January 5, 2010 |
South Africa gained its third first lady on Monday when President Jacob Zuma married Tobeka Madiba, his fifth marriage and third concurrent spouse. With another fiancee in the wings and rumors about a possible future engagement, the country may have five or more first ladies before Zuma's presidency is over. Zuma's polygamy sits uneasily with the ruling party's commitment to gender equality and has been criticized by women's rights and AIDS activists. But despite the disquiet in some quarters, Monday's wedding passed without media controversy.
December 3, 1989
While the media are understandably preoccupied with momentous events in Europe, and with dour and dastardly events in Latin America, I was gratified to read your editorial on the need to face grim facts in Africa ("Facing Facts in Africa," Nov. 27). In essaying to predict the geopolitical structure of the world in the next decade, the temptation is strong to overlook the second largest of the continents--not only because Africa still seems remote and strategically inconsequential to the rest of the world, but because its grave problems and acute suffering appear to be beyond solution and therapy.
August 5, 2013 |
“Unintended Consequences” - the most dramatic episode this season of HBO's “The Newsroom” - focuses on a tragedy in Africa that devastates associate producer Maggie Jordan (Alison Pill) and might, unintentionally, cripple the ACN cable network. First Amendment attorney Rebecca Halliday (Marcia Gay Harden) believes a multimillion-dollar lawsuit facing ACN hinges on Maggie's fragile state of mind. That's why Rebecca's nervous. “I'm fine,” insists Maggie. But her psyche is obviously shattered, as symbolized by spiky red hair replacing her lovely blond locks.
May 27, 2011 |
A feather of acrid smoke drifts across an open drain choked with bulrushes and plastic bottles beside a muddy lane. It's a forlorn place that will always belong to Noxolo Nogwaza. This is her murder scene. The thick smoke, from a fire kindled by a traditional healer, covers the faces of those who have come to grieve, bringing new tears. Noxolo's aunt, Nonyaniso Nogwaza, knows that she is here, somewhere, beyond the smoke that will bleach out the evil that still lurks. Noxolo died because she dressed like a man and wasn't afraid of anyone, friends and supporters in this township say, one of the latest of a series of brutal rapes and killings of black lesbian women that has stunned this country.
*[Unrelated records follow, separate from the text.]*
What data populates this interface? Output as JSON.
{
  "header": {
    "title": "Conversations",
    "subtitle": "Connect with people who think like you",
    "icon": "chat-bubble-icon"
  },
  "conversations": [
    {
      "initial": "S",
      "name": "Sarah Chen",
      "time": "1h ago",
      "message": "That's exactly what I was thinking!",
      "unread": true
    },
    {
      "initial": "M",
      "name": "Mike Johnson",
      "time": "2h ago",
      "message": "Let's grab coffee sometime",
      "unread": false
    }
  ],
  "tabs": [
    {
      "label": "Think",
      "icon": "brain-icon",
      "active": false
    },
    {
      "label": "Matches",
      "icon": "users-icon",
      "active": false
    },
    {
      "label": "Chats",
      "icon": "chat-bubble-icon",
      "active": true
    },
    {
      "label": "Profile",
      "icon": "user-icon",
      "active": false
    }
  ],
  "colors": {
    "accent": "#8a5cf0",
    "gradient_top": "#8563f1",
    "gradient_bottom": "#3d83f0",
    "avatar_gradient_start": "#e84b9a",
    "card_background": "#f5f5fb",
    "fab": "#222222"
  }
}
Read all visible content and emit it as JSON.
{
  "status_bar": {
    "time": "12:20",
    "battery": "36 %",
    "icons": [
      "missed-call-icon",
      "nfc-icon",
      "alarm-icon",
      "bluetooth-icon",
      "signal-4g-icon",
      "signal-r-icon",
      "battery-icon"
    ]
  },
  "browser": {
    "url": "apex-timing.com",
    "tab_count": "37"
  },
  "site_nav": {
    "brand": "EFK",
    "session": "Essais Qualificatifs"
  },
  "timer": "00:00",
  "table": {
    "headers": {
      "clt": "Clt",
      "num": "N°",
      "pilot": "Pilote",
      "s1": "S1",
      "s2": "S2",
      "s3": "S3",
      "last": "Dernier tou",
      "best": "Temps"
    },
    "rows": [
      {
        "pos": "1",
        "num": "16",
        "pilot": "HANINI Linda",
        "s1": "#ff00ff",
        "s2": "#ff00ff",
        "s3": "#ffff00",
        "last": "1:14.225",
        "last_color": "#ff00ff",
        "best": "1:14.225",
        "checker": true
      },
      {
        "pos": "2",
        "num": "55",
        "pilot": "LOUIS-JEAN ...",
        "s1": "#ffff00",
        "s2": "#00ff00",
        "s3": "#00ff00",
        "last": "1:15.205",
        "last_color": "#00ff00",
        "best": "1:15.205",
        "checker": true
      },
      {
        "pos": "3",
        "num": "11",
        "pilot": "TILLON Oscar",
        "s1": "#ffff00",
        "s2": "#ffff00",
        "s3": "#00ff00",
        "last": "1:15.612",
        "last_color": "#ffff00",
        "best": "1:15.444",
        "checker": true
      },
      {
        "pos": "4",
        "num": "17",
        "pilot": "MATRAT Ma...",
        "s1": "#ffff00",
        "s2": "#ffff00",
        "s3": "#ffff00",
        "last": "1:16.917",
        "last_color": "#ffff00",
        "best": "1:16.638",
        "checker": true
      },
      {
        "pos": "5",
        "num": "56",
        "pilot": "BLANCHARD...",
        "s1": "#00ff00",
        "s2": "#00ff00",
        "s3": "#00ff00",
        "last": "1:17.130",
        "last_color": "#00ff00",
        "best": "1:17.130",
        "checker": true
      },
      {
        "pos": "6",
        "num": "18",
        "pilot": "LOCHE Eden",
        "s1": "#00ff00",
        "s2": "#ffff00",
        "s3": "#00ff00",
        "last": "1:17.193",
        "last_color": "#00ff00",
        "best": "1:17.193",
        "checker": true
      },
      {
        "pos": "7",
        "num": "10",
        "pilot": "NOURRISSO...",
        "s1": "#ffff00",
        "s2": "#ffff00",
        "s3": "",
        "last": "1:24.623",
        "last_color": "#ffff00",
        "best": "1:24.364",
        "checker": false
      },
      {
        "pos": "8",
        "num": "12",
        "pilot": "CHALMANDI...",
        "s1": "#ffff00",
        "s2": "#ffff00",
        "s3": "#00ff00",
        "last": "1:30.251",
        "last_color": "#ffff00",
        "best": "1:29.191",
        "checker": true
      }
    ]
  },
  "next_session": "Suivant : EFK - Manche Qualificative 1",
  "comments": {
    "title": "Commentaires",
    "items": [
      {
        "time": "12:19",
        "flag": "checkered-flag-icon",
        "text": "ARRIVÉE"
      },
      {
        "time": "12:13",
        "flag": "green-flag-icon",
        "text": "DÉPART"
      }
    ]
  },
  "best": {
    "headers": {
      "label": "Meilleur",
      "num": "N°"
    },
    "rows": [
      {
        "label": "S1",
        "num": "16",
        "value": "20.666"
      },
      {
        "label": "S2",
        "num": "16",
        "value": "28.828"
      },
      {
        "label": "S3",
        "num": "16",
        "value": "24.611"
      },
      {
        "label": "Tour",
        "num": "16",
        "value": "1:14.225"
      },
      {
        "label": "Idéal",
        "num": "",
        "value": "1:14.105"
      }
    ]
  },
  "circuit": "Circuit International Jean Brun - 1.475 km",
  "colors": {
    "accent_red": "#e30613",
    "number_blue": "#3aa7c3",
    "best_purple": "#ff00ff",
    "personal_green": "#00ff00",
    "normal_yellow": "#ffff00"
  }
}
August 19, 2009 |
Even before he became president, Jacob Zuma vowed to "transform" the South African judiciary. Translation: There were too many white male apartheid-era judges and too few nonwhites and women. Now Zuma will appoint four new judges to the 11-member Constitutional Court in coming months, his chance to effect a transformation that will shape the country's highest court on constitutional matters. But the nebulous definition of "transformation" has some people worried. To critics, the term has been so diluted by nepotism and cronyism that it's come to mean appointing your political friends.
August 8, 2009
Secretary of State Hillary Rodham Clinton's seven-nation tour of Africa reaffirms the administration's pledge to keep the long-neglected continent in its sights. On her first stops in Kenya and South Africa this week, Clinton stuck with the message of tough love that President Obama delivered in Ghana last month, balancing trade and development talk with the need to confront lawlessness and impunity. It's a good beginning to an Africa policy still in the making. Africa is an area where Democrats and Republicans have found agreement, although too often what they have agreed is to pay little attention to it. President George W. Bush's support for HIV/AIDS and malaria programs were widely hailed on the continent, even when his global "war on terror" made him personally unpopular.